Are you looking for a mate? Sometimes people have the belief that their real life won’t start until they meet and marry their one true love. In the meantime, they put their life on hold.

This belief is a fallacy. Your real life is going by right now, whether you are married or not. A single life is just as real as married life. An inability to be happy while you are single will most likely continue when you are married. You can't put your real life on hold while you are looking for a soul mate. Your real life is going on right now.

If we have been lonely for a long time, we may dream that our “special someone” will come along and we will never feel lonely again.

We may spend a lot of time imagining what our life will be like once we find this special person. We are sure that we will have a wonderful closeness with this person. That we will never disagree. That all we will ever want to do is to make our partner happy.

People who don’t like themselves think they will be healed when someone else decides to love them. The truth is, if we don’t love and respect ourselves now, we have a very good chance of settling for a mate who won’t love or respect us either.

If we haven’t learned how to get along with the friends we already have and learned to handle being close to them, we won’t know how to get along with and be close to someone just because we have married them.

If you have had trouble developing a sense of identity, or self-esteem, or if you have difficulty expressing your needs and standing up for yourself in your single life, this will not automatically change once you are married.

Successful long-term relationships are built on the foundation of many interpersonal skills, and these skills are developed through practice.

In the course of our relationships with other people we learn many important lessons. We learn about handling disagreements and disappointments, we learn about balancing independence and closeness, how to handle conflict, and how and when to compromise.

These skills are built up in all the many relationships and encounters we have throughout our entire lives, with our relatives, our friends, with acquaintances and strangers.

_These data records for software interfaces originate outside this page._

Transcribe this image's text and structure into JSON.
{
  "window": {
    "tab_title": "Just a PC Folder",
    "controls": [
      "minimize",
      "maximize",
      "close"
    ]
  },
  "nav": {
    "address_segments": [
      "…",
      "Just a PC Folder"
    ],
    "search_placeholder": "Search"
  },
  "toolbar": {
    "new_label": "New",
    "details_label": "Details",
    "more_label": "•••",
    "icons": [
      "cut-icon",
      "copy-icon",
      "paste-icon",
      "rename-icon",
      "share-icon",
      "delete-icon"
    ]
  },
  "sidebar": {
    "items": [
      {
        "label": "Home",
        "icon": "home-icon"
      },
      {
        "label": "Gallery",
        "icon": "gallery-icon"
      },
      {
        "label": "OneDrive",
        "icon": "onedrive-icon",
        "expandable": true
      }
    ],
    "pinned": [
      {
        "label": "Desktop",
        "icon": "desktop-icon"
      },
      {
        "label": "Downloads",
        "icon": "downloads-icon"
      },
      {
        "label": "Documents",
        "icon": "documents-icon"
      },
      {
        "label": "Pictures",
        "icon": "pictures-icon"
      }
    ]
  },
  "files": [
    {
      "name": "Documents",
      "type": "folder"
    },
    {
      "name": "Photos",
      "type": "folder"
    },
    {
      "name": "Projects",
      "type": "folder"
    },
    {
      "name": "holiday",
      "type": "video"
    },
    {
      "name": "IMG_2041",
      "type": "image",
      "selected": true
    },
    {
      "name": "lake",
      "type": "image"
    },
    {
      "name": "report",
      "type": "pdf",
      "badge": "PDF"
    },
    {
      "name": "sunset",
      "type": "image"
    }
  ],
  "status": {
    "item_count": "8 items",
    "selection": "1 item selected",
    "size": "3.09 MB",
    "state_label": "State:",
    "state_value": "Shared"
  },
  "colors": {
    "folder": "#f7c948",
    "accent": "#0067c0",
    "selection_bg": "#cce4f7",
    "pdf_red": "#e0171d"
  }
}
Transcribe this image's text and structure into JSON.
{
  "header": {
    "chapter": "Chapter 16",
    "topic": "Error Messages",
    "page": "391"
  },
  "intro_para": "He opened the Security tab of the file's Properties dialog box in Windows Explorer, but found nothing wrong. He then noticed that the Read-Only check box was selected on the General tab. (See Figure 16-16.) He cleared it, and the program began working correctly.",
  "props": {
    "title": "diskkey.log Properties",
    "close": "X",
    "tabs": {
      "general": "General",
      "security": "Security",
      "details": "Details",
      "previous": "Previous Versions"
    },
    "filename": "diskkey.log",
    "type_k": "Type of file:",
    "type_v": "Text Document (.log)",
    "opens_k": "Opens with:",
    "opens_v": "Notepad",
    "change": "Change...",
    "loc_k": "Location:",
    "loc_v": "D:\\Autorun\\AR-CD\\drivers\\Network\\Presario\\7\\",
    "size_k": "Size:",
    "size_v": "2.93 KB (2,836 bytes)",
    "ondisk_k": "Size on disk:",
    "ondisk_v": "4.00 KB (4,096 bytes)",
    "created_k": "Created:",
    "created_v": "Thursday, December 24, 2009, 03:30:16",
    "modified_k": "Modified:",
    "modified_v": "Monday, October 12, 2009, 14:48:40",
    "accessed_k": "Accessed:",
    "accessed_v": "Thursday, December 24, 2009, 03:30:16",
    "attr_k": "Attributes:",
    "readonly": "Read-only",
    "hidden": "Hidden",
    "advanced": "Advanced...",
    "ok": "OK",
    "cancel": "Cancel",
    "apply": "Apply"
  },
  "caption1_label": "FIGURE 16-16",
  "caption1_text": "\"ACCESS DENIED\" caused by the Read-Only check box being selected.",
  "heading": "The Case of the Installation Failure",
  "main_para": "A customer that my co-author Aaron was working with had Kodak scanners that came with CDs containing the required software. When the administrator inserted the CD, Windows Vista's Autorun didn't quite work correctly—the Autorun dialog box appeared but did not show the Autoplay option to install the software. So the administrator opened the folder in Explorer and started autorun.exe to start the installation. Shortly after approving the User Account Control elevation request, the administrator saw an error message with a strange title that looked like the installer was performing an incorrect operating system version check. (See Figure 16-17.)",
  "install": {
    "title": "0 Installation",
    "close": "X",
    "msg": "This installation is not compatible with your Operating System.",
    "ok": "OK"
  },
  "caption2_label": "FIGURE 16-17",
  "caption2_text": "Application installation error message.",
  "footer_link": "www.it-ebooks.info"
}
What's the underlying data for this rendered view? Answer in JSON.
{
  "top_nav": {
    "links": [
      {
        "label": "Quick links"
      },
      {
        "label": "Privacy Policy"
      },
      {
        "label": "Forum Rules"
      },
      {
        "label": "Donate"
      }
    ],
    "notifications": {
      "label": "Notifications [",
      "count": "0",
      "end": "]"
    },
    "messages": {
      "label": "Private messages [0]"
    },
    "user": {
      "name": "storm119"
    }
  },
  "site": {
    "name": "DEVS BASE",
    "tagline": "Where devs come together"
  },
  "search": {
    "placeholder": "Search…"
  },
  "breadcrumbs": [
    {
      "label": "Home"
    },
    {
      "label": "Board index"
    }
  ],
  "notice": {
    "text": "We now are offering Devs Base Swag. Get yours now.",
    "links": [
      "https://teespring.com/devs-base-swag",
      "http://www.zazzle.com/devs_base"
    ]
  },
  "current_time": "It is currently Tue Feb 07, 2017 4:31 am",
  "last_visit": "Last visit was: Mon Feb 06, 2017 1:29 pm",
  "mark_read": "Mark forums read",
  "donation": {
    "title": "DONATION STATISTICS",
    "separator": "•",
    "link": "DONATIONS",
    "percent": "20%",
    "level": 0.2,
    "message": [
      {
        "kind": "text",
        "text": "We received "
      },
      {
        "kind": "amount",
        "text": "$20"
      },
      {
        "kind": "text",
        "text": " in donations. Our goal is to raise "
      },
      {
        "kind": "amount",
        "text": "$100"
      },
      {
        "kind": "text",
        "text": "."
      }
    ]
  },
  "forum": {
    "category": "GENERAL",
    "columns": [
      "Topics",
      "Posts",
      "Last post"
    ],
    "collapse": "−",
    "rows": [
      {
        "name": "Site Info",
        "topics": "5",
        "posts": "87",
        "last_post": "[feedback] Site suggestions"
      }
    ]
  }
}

No matter how wonderfully dazzling a romantic relationship is in the first stages of falling in love, sooner or later you will run into situations where you will have to handle some difficult and painful emotional situations with your partner.

If you have not been able to successfully employ these personal skills in your friendships, you will find it even more difficult to do it in an emotional relationship where your feelings are far more intense, and the stakes are much higher.

There are many valid reasons for continuing to meet new people and make new friends even while you intensely long for a soul mate. After all, you might meet your soul mate as a result of the friends you already have, or those friends you make in the future. The person you fall in love with might be the brother or sister, or college room-mate of someone you already know.

Even if you do meet your “special someone” you will continue to need other friends and social outlets. No matter how happy your relationship is, one person can never meet all of your social and emotional needs. You will be renewed and refreshed by having other close friends in your life.

Author's Bio: 

This article by Royane Real, author of the downloadable book "How You Can Have All the Friends You Want – Your Complete Guide to Finding Friends, Making Friends, and Keeping Friends" To banish loneliness from your life, download it today at